Aim of the exercise: Starting at the first line, copy the data below through to the end, exactly.

Provided information:
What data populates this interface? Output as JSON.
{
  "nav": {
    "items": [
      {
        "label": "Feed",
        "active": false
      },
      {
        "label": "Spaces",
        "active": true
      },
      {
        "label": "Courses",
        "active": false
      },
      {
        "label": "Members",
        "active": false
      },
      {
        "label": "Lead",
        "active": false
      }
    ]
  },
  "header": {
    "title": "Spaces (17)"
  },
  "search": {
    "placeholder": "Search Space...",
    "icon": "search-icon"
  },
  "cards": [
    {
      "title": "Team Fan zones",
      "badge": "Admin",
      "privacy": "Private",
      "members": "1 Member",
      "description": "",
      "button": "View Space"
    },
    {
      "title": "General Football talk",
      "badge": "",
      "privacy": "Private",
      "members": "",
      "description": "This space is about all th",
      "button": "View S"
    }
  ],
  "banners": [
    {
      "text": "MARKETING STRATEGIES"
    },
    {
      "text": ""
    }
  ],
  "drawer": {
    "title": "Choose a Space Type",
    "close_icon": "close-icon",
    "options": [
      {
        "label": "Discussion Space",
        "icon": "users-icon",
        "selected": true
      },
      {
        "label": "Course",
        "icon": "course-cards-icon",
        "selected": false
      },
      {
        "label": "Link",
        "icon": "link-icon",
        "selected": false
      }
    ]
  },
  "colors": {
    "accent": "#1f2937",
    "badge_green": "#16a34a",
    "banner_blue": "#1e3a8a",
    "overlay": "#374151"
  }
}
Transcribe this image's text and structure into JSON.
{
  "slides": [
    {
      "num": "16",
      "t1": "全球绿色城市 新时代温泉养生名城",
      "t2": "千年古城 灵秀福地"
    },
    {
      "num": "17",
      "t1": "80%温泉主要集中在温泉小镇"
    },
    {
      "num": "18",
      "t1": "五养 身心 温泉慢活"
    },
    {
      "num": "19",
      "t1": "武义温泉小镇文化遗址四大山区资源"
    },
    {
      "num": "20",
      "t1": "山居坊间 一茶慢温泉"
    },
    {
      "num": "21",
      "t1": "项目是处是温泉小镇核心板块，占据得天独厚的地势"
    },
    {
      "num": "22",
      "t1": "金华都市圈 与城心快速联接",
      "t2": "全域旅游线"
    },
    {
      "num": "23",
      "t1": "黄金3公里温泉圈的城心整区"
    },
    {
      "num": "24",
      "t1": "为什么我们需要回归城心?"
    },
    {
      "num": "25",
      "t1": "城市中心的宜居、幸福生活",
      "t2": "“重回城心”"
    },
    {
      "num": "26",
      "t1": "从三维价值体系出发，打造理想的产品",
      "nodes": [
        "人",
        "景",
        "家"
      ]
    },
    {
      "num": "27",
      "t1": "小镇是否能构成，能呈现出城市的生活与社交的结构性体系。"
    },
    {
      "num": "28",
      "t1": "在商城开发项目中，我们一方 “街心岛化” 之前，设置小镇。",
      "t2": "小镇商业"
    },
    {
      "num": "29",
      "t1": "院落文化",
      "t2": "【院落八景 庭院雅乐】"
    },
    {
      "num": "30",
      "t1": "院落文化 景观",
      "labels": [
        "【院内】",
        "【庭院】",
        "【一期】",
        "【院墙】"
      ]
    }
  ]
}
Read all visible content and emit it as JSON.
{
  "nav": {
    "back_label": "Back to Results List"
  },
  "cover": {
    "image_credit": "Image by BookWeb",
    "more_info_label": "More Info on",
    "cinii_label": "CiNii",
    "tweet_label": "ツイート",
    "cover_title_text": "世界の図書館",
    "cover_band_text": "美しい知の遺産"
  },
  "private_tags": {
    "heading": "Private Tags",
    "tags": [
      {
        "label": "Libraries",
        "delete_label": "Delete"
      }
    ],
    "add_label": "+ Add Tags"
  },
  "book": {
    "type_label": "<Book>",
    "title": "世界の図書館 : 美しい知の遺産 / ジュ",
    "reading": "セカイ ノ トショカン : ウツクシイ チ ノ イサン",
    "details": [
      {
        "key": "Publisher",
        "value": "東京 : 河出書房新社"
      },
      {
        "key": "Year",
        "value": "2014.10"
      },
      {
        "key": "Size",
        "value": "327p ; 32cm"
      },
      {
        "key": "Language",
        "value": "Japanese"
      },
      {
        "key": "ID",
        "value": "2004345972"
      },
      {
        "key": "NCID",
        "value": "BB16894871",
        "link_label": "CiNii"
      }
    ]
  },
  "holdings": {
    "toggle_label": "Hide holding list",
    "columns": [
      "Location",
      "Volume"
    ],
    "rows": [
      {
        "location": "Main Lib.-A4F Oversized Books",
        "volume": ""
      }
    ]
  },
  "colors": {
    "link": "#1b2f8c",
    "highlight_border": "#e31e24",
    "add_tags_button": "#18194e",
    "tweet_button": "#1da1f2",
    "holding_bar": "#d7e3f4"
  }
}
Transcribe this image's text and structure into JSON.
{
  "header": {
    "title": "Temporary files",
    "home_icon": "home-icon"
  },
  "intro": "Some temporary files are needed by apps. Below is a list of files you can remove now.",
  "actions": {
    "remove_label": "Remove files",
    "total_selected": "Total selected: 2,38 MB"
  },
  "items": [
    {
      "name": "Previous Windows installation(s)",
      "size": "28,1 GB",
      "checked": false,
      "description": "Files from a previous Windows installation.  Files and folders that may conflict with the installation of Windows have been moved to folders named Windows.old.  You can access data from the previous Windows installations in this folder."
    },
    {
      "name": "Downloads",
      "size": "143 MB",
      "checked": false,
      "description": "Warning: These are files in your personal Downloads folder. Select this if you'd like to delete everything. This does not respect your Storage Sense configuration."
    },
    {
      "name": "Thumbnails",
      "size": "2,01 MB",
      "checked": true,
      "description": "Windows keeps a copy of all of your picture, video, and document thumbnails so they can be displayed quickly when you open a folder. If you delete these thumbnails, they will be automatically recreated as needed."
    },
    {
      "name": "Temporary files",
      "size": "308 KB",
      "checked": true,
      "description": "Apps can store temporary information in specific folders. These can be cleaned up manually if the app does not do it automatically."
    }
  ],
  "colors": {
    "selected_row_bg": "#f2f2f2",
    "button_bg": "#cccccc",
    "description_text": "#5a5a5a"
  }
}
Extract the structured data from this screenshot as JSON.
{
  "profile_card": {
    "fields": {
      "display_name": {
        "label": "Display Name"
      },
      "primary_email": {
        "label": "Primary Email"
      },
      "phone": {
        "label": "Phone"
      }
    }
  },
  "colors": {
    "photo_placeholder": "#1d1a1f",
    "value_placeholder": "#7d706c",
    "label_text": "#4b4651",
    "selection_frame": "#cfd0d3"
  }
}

Answer box:
What data populates this interface? Output as JSON.
{
  "nav": {
    "items": [
      {
        "label": "Feed",
        "active": false
      },
      {
        "label": "Spaces",
        "active": true
      },
      {
        "label": "Courses",
        "active": false
      },
      {
        "label": "Members",
        "active": false
      },
      {
        "label": "Lead",
        "active": false
      }
    ]
  },
  "header": {
    "title": "Spaces (17)"
  },
  "search": {
    "placeholder": "Search Space...",
    "icon": "search-icon"
  },
  "cards": [
    {
      "title": "Team Fan zones",
      "badge": "Admin",
      "privacy": "Private",
      "members": "1 Member",
      "description": "",
      "button": "View Space"
    },
    {
      "title": "General Football talk",
      "badge": "",
      "privacy": "Private",
      "members": "",
      "description": "This space is about all th",
      "button": "View S"
    }
  ],
  "banners": [
    {
      "text": "MARKETING STRATEGIES"
    },
    {
      "text": ""
    }
  ],
  "drawer": {
    "title": "Choose a Space Type",
    "close_icon": "close-icon",
    "options": [
      {
        "label": "Discussion Space",
        "icon": "users-icon",
        "selected": true
      },
      {
        "label": "Course",
        "icon": "course-cards-icon",
        "selected": false
      },
      {
        "label": "Link",
        "icon": "link-icon",
        "selected": false
      }
    ]
  },
  "colors": {
    "accent": "#1f2937",
    "badge_green": "#16a34a",
    "banner_blue": "#1e3a8a",
    "overlay": "#374151"
  }
}
Transcribe this image's text and structure into JSON.
{
  "slides": [
    {
      "num": "16",
      "t1": "全球绿色城市 新时代温泉养生名城",
      "t2": "千年古城 灵秀福地"
    },
    {
      "num": "17",
      "t1": "80%温泉主要集中在温泉小镇"
    },
    {
      "num": "18",
      "t1": "五养 身心 温泉慢活"
    },
    {
      "num": "19",
      "t1": "武义温泉小镇文化遗址四大山区资源"
    },
    {
      "num": "20",
      "t1": "山居坊间 一茶慢温泉"
    },
    {
      "num": "21",
      "t1": "项目是处是温泉小镇核心板块，占据得天独厚的地势"
    },
    {
      "num": "22",
      "t1": "金华都市圈 与城心快速联接",
      "t2": "全域旅游线"
    },
    {
      "num": "23",
      "t1": "黄金3公里温泉圈的城心整区"
    },
    {
      "num": "24",
      "t1": "为什么我们需要回归城心?"
    },
    {
      "num": "25",
      "t1": "城市中心的宜居、幸福生活",
      "t2": "“重回城心”"
    },
    {
      "num": "26",
      "t1": "从三维价值体系出发，打造理想的产品",
      "nodes": [
        "人",
        "景",
        "家"
      ]
    },
    {
      "num": "27",
      "t1": "小镇是否能构成，能呈现出城市的生活与社交的结构性体系。"
    },
    {
      "num": "28",
      "t1": "在商城开发项目中，我们一方 “街心岛化” 之前，设置小镇。",
      "t2": "小镇商业"
    },
    {
      "num": "29",
      "t1": "院落文化",
      "t2": "【院落八景 庭院雅乐】"
    },
    {
      "num": "30",
      "t1": "院落文化 景观",
      "labels": [
        "【院内】",
        "【庭院】",
        "【一期】",
        "【院墙】"
      ]
    }
  ]
}
Read all visible content and emit it as JSON.
{
  "nav": {
    "back_label": "Back to Results List"
  },
  "cover": {
    "image_credit": "Image by BookWeb",
    "more_info_label": "More Info on",
    "cinii_label": "CiNii",
    "tweet_label": "ツイート",
    "cover_title_text": "世界の図書館",
    "cover_band_text": "美しい知の遺産"
  },
  "private_tags": {
    "heading": "Private Tags",
    "tags": [
      {
        "label": "Libraries",
        "delete_label": "Delete"
      }
    ],
    "add_label": "+ Add Tags"
  },
  "book": {
    "type_label": "<Book>",
    "title": "世界の図書館 : 美しい知の遺産 / ジュ",
    "reading": "セカイ ノ トショカン : ウツクシイ チ ノ イサン",
    "details": [
      {
        "key": "Publisher",
        "value": "東京 : 河出書房新社"
      },
      {
        "key": "Year",
        "value": "2014.10"
      },
      {
        "key": "Size",
        "value": "327p ; 32cm"
      },
      {
        "key": "Language",
        "value": "Japanese"
      },
      {
        "key": "ID",
        "value": "2004345972"
      },
      {
        "key": "NCID",
        "value": "BB16894871",
        "link_label": "CiNii"
      }
    ]
  },
  "holdings": {
    "toggle_label": "Hide holding list",
    "columns": [
      "Location",
      "Volume"
    ],
    "rows": [
      {
        "location": "Main Lib.-A4F Oversized Books",
        "volume": ""
      }
    ]
  },
  "colors": {
    "link": "#1b2f8c",
    "highlight_border": "#e31e24",
    "add_tags_button": "#18194e",
    "tweet_button": "#1da1f2",
    "holding_bar": "#d7e3f4"
  }
}
Transcribe this image's text and structure into JSON.
{
  "header": {
    "title": "Temporary files",
    "home_icon": "home-icon"
  },
  "intro": "Some temporary files are needed by apps. Below is a list of files you can remove now.",
  "actions": {
    "remove_label": "Remove files",
    "total_selected": "Total selected: 2,38 MB"
  },
  "items": [
    {
      "name": "Previous Windows installation(s)",
      "size": "28,1 GB",
      "checked": false,
      "description": "Files from a previous Windows installation.  Files and folders that may conflict with the installation of Windows have been moved to folders named Windows.old.  You can access data from the previous Windows installations in this folder."
    },
    {
      "name": "Downloads",
      "size": "143 MB",
      "checked": false,
      "description": "Warning: These are files in your personal Downloads folder. Select this if you'd like to delete everything. This does not respect your Storage Sense configuration."
    },
    {
      "name": "Thumbnails",
      "size": "2,01 MB",
      "checked": true,
      "description": "Windows keeps a copy of all of your picture, video, and document thumbnails so they can be displayed quickly when you open a folder. If you delete these thumbnails, they will be automatically recreated as needed."
    },
    {
      "name": "Temporary files",
      "size": "308 KB",
      "checked": true,
      "description": "Apps can store temporary information in specific folders. These can be cleaned up manually if the app does not do it automatically."
    }
  ],
  "colors": {
    "selected_row_bg": "#f2f2f2",
    "button_bg": "#cccccc",
    "description_text": "#5a5a5a"
  }
}
Extract the structured data from this screenshot as JSON.
{
  "profile_card": {
    "fields": {
      "display_name": {
        "label": "Display Name"
      },
      "primary_email": {
        "label": "Primary Email"
      },
      "phone": {
        "label": "Phone"
      }
    }
  },
  "colors": {
    "photo_placeholder": "#1d1a1f",
    "value_placeholder": "#7d706c",
    "label_text": "#4b4651",
    "selection_frame": "#cfd0d3"
  }
}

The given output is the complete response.